The assessment tool is really important. If you want a general overview of your organization, a generic tool can be helpful. However, if you have a particular goal in mind – for example you are wanting to introduce some changes that will make your organization more agile and innovative – then add dimensions such as risk aversion, customer focus and siloed mindsets, or develop a questionnaire specifically around them.

A very interesting way of assessing culture, and particularly how employees feel about it, is to use a double questionnaire. Ask employees to select the characteristics of their organization as they perceive them now, and then present the same lists for them to select what they would prefer. The comparisons give a surprisingly clear picture of your strengths and weaknesses.

In essence, it might be true to say that assessments are the foundation upon which change is built. You have some understanding of the territory, you can clarify expectations, define what success will look like and align leaders.

Ideally, a consultant should identify the best elements of the company culture and use them to drive change. At the same time, a deliberate plan should be drawn up to ensure the development of new behaviors that will support the change you want.

Identifying the Best Consultant

This brings us back to our opening question: How do you find the right consultant for your culture?

Finding a top consultant is a bit like hiring a top employee. Someone who fits into your way of doing things will work well with people in your organization. A good consultant will adapt his or her behaviors to achieve this, knowing that those who work well together are more likely also to offer and accept opinions, feedback and constructive criticism. If employees are comfortable with the consultant, it is easier to introduce new ideas and ways of working, even if the ideas themselves cause discomfort. Conversely, a consultant who upsets everyone will be met with resistance and disruption.

One of the ways to evaluate consultants is to note whether they have taken the trouble to find out what your culture is. They can do this by analyzing what you have on your website and in your corporate reports, look for social media comments, ask about culture surveys or ask probing questions. When they bid for the work, they can show some understanding of who you are. In their presentations, they can make the links between the technical or operational changes you want and the behaviors that will support them.

Likewise, you can be quite deliberate about identifying consultants’ views on and approach to culture. This means going beyond asking just about what they can do or have done in the past, to asking how they did it. It’s helpful to find out about the organizations they have worked with, where they were most effective and why. Check their CVs to identify their preferred methodologies and approaches.

Where to Find the Best Consultants

Some projects are best handled by large consulting companies, with a long track record. However, some of even the largest companies concentrate on certain sectors. So, there might be a large consulting company that is more right for you than others.

The online consulting marketplace has made the process of finding the right match so much easier. An online search will find top consultants with the right skill sets or experience base. Then you can do a more in-depth analysis for culture fit.

Some consulting platforms go an extra step and do part of the search for you. A platform such as Consultport is very well aware of the need for fit. So, they pre-screen both clients and consultants, keeping both technical skill and culture in mind. They then give you a shortlist to consider. You are thus very likely to find the right consultant for your project.

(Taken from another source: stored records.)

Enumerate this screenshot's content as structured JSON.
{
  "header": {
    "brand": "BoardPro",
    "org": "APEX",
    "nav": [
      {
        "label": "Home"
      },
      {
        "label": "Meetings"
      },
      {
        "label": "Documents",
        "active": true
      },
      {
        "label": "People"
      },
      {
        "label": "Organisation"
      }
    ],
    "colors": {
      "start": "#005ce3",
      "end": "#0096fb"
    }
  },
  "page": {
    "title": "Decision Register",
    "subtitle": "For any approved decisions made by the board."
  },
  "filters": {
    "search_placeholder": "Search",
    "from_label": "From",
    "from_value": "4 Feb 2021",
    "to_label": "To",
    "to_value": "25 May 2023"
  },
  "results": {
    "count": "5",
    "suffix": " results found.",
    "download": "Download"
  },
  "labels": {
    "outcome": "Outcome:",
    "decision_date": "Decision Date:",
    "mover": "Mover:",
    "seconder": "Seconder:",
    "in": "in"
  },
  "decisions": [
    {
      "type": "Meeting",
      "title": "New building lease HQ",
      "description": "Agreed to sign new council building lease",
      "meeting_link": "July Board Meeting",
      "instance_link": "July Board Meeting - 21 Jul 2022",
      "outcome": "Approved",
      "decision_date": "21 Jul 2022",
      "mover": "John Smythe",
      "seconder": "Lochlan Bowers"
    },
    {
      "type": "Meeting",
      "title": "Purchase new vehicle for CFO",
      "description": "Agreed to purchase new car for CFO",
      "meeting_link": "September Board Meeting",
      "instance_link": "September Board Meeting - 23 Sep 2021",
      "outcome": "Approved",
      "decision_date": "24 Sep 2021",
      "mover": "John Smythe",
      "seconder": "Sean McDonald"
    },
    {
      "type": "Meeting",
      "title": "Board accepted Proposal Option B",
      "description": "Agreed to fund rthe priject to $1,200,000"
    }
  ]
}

How to tell if a consultant is right for your company culture?

So maybe it wasn’t a trick question after all. Culture fit is important. That doesn’t mean that the consultant must agree with you on everything or even leave your culture unchanged.

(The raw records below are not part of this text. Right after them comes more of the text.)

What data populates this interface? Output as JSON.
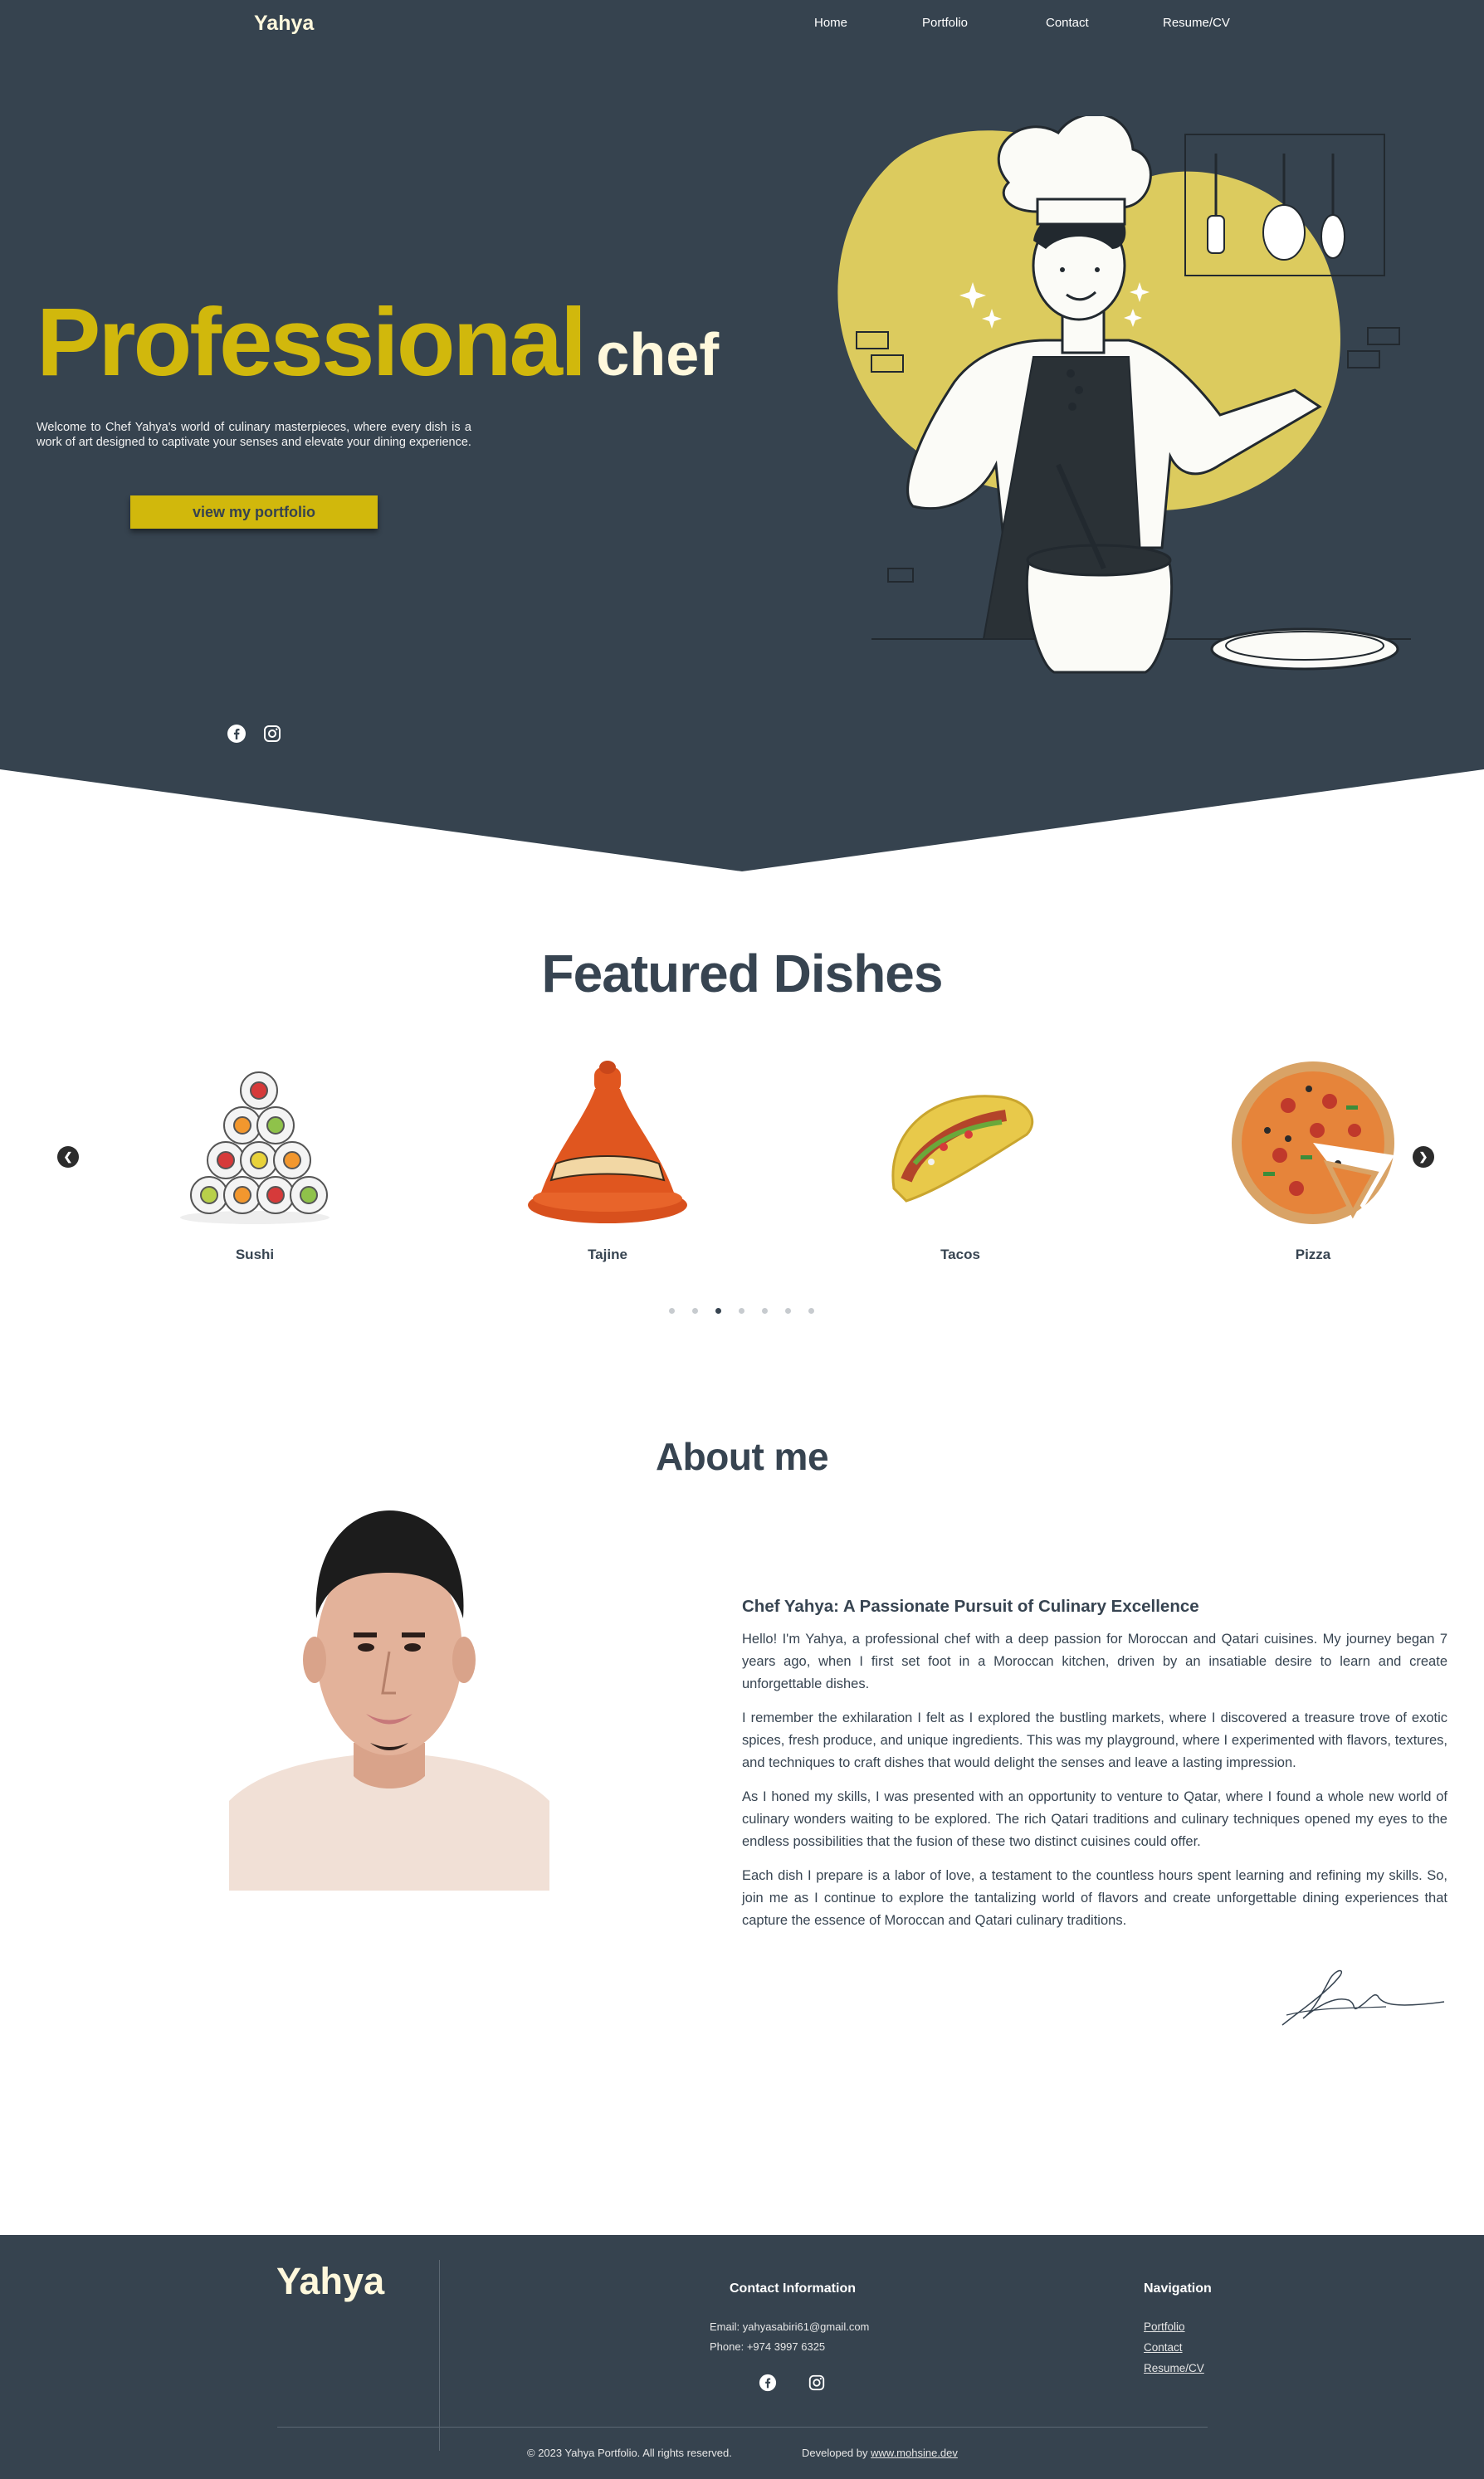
{
  "nav": {
    "logo": "Yahya",
    "links": [
      "Home",
      "Portfolio",
      "Contact",
      "Resume/CV"
    ]
  },
  "hero": {
    "title_main": "Professional",
    "title_sub": "chef",
    "description": "Welcome to Chef Yahya's world of culinary masterpieces, where every dish is a work of art designed to captivate your senses and elevate your dining experience.",
    "button_label": "view my portfolio",
    "social_icons": [
      "facebook-icon",
      "instagram-icon"
    ]
  },
  "featured": {
    "title": "Featured Dishes",
    "dishes": [
      {
        "name": "Sushi"
      },
      {
        "name": "Tajine"
      },
      {
        "name": "Tacos"
      },
      {
        "name": "Pizza"
      }
    ],
    "dot_count": 7,
    "active_dot": 2
  },
  "about": {
    "title": "About me",
    "heading": "Chef Yahya: A Passionate Pursuit of Culinary Excellence",
    "paragraphs": [
      "Hello! I'm Yahya, a professional chef with a deep passion for Moroccan and Qatari cuisines. My journey began 7 years ago, when I first set foot in a Moroccan kitchen, driven by an insatiable desire to learn and create unforgettable dishes.",
      "I remember the exhilaration I felt as I explored the bustling markets, where I discovered a treasure trove of exotic spices, fresh produce, and unique ingredients. This was my playground, where I experimented with flavors, textures, and techniques to craft dishes that would delight the senses and leave a lasting impression.",
      "As I honed my skills, I was presented with an opportunity to venture to Qatar, where I found a whole new world of culinary wonders waiting to be explored. The rich Qatari traditions and culinary techniques opened my eyes to the endless possibilities that the fusion of these two distinct cuisines could offer.",
      "Each dish I prepare is a labor of love, a testament to the countless hours spent learning and refining my skills. So, join me as I continue to explore the tantalizing world of flavors and create unforgettable dining experiences that capture the essence of Moroccan and Qatari culinary traditions."
    ]
  },
  "footer": {
    "logo": "Yahya",
    "contact_title": "Contact Information",
    "email": "Email: yahyasabiri61@gmail.com",
    "phone": "Phone: +974 3997 6325",
    "nav_title": "Navigation",
    "nav_items": [
      "Portfolio",
      "Contact",
      "Resume/CV"
    ],
    "copyright": "© 2023 Yahya Portfolio. All rights reserved.",
    "developed_by": "Developed by ",
    "developer_link": "www.mohsine.dev"
  },
  "colors": {
    "dark": "#36434f",
    "accent": "#d1b80c",
    "cream": "#fff8dc",
    "text": "#374451"
  }
}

You will know that you have found the right consultant if the relationship is challenging but comfortable and the intervention addresses your problem without disrupting the entire business and antagonizing your workforce.